|International Classification||F17C9/02, B65B31/00, F17C9/00, F17C6/00|
|Cooperative Classification||F17C2250/0413, F17C2205/0326, F17C2227/04, F17C2201/0104, F17C2223/0153, F17C2205/0364, F17C2205/0332, F17C2270/059, F17C2227/044, F17C2227/0304, F17C2221/014, F17C2250/0478, F17C2260/024, F17C2223/033, Y10S505/897, F17C9/00, F17C9/02, B65B31/006, F17C6/00|
|European Classification||F17C9/00, B65B31/00B, F17C6/00, F17C9/02|
|Mar 15, 2004||FPAY||Fee payment|
Year of fee payment: 4
|Aug 18, 2008||REMI||Maintenance fee reminder mailed|
|Oct 5, 2008||FPAY||Fee payment|
Year of fee payment: 8
|Oct 5, 2008||SULP||Surcharge for late payment|
Year of fee payment: 7
|Sep 17, 2012||REMI||Maintenance fee reminder mailed|
|Feb 6, 2013||LAPS||Lapse for failure to pay maintenance fees|

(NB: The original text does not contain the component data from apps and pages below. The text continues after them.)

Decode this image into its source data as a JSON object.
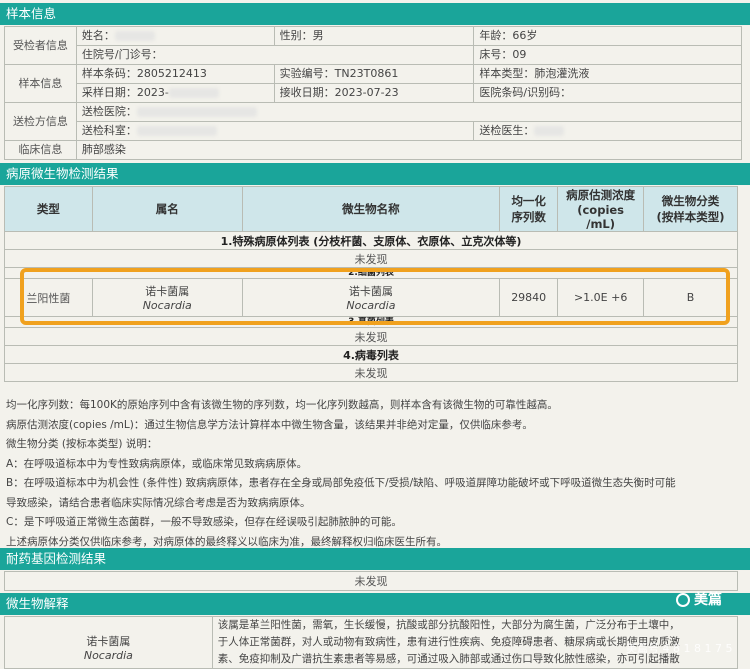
{
  "sample_section": {
    "title": "样本信息"
  },
  "patient": {
    "label": "受检者信息",
    "name_label": "姓名：",
    "gender": "性别：男",
    "age": "年龄：66岁",
    "inpatient_label": "住院号/门诊号：",
    "bed": "床号：09"
  },
  "sample": {
    "label": "样本信息",
    "barcode": "样本条码：2805212413",
    "lab_no": "实验编号：TN23T0861",
    "type": "样本类型：肺泡灌洗液",
    "collect_date": "采样日期：2023-",
    "receive_date": "接收日期：2023-07-23",
    "hospital_barcode": "医院条码/识别码："
  },
  "sender": {
    "label": "送检方信息",
    "hospital": "送检医院：",
    "dept": "送检科室：",
    "doctor": "送检医生："
  },
  "clinical": {
    "label": "临床信息",
    "value": "肺部感染"
  },
  "pathogen_section": {
    "title": "病原微生物检测结果"
  },
  "table_headers": {
    "type": "类型",
    "genus": "属名",
    "microbe": "微生物名称",
    "norm_reads_1": "均一化",
    "norm_reads_2": "序列数",
    "conc_1": "病原估测浓度",
    "conc_2": "(copies /mL)",
    "class_1": "微生物分类",
    "class_2": "(按样本类型)"
  },
  "groups": {
    "special": "1.特殊病原体列表 (分枝杆菌、支原体、衣原体、立克次体等)",
    "special_result": "未发现",
    "bacteria": "2.细菌列表",
    "fungi": "3.真菌列表",
    "fungi_result": "未发现",
    "virus": "4.病毒列表",
    "virus_result": "未发现"
  },
  "result_row": {
    "type": "兰阳性菌",
    "genus_cn": "诺卡菌属",
    "genus_latin": "Nocardia",
    "microbe_cn": "诺卡菌属",
    "microbe_latin": "Nocardia",
    "reads": "29840",
    "conc": ">1.0E +6",
    "class": "B"
  },
  "notes": [
    "均一化序列数：每100K的原始序列中含有该微生物的序列数，均一化序列数越高，则样本含有该微生物的可靠性越高。",
    "病原估测浓度(copies /mL)：通过生物信息学方法计算样本中微生物含量，该结果并非绝对定量，仅供临床参考。",
    "微生物分类 (按标本类型) 说明：",
    "A：在呼吸道标本中为专性致病病原体，或临床常见致病病原体。",
    "B：在呼吸道标本中为机会性 (条件性) 致病病原体，患者存在全身或局部免疫低下/受损/缺陷、呼吸道屏障功能破坏或下呼吸道微生态失衡时可能",
    "导致感染，请结合患者临床实际情况综合考虑是否为致病病原体。",
    "C：是下呼吸道正常微生态菌群，一般不导致感染，但存在经误吸引起肺脓肿的可能。",
    "上述病原体分类仅供临床参考，对病原体的最终释义以临床为准，最终解释权归临床医生所有。"
  ],
  "resistance_section": {
    "title": "耐药基因检测结果",
    "result": "未发现"
  },
  "interpretation_section": {
    "title": "微生物解释"
  },
  "interpretation": {
    "genus_cn": "诺卡菌属",
    "genus_latin": "Nocardia",
    "lines": [
      "该属是革兰阳性菌，需氧，生长缓慢，抗酸或部分抗酸阳性，大部分为腐生菌，广泛分布于土壤中，",
      "于人体正常菌群，对人或动物有致病性，患有进行性疾病、免疫障碍患者、糖尿病或长期使用皮质激",
      "素、免疫抑制及广谱抗生素患者等易感，可通过吸入肺部或通过伤口导致化脓性感染，亦可引起播散"
    ]
  },
  "watermark": {
    "brand": "美篇",
    "id": "美篇号 4 8 1 8 1 7 5"
  },
  "colors": {
    "header_bar": "#1aa59a",
    "table_header": "#cfe6ea",
    "highlight": "#f0a11e"
  }
}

|Mar 26, 2013||FP||Expired due to failure to pay maintenance fee|
Effective date: 20130206